- [Your objective]: The answer must be every line of the records in which the string "sales" appears.

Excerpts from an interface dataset
+++

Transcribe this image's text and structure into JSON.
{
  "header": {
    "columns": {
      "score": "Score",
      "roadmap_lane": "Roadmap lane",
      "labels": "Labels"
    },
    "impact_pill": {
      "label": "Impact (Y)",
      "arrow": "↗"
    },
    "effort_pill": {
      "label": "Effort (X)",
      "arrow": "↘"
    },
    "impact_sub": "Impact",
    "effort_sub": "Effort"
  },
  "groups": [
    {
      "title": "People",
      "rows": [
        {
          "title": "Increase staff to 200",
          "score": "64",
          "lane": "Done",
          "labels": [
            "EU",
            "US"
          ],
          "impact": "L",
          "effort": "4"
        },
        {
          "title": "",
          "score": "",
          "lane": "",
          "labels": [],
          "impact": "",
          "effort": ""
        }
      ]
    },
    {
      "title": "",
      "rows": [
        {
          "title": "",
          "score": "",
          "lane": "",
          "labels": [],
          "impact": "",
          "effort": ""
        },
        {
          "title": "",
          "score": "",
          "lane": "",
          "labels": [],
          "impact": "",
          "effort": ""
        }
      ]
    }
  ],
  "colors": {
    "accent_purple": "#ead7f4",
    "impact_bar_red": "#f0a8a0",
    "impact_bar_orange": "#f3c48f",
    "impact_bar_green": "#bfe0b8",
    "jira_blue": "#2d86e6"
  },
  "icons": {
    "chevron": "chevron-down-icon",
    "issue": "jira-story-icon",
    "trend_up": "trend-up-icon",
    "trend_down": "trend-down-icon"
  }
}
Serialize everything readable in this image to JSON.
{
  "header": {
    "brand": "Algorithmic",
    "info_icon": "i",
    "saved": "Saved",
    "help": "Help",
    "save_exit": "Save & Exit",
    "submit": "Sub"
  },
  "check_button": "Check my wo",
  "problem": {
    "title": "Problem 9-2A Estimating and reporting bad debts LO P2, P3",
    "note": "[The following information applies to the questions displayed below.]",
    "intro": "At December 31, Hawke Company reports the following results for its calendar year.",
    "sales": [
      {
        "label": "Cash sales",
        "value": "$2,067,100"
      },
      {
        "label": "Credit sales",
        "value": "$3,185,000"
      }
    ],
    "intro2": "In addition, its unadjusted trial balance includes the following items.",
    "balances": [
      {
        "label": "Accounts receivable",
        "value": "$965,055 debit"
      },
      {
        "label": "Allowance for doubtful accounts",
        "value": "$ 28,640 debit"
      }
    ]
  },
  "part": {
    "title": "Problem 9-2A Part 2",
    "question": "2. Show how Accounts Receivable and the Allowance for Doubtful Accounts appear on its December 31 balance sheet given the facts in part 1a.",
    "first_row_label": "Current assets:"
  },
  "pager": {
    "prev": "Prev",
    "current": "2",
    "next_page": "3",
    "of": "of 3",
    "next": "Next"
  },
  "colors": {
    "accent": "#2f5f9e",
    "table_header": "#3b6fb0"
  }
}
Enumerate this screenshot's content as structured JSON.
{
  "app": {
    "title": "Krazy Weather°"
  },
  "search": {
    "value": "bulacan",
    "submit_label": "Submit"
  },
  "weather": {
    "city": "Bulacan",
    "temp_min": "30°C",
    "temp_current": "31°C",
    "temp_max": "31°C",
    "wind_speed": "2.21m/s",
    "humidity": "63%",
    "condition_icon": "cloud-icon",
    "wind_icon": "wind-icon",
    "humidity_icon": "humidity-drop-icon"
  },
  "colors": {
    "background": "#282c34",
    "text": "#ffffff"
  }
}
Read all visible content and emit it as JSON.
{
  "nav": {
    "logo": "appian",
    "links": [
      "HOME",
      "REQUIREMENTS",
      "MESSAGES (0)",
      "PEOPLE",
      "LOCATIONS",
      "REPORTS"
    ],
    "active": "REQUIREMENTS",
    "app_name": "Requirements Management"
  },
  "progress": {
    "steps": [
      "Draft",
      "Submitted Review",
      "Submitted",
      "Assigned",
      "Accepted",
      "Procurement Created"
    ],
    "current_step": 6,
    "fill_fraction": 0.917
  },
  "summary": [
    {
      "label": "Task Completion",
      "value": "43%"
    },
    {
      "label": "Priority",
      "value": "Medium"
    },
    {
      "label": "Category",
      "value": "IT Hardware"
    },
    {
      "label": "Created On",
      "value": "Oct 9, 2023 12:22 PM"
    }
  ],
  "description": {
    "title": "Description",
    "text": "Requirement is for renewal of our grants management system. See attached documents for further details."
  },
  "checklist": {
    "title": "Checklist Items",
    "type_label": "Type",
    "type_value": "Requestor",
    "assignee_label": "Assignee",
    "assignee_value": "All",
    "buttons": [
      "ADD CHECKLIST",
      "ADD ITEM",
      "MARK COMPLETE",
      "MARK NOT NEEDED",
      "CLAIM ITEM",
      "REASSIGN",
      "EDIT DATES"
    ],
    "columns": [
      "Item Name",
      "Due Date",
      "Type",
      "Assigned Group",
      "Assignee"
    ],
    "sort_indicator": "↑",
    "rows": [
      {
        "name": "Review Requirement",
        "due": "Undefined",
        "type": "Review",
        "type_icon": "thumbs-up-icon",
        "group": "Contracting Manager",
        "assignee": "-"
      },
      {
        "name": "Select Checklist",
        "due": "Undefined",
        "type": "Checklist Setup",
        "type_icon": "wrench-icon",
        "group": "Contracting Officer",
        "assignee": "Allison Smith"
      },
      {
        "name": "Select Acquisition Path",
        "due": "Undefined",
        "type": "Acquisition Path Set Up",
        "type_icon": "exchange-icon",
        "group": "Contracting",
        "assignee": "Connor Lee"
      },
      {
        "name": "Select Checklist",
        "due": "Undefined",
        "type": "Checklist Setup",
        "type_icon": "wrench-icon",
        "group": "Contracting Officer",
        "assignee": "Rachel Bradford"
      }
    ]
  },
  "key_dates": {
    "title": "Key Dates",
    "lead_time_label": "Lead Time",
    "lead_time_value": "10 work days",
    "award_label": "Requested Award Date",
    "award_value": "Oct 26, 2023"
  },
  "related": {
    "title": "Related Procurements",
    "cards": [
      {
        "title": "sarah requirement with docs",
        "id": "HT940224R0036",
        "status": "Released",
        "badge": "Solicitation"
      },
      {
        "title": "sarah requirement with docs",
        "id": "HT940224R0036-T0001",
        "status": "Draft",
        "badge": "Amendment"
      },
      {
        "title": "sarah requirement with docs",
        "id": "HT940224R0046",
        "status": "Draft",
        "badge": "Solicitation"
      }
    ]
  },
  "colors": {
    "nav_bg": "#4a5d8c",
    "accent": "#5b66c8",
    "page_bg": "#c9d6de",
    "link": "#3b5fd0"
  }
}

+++

- [Task response]:
    "sales": [
        "label": "Cash sales",
        "label": "Credit sales",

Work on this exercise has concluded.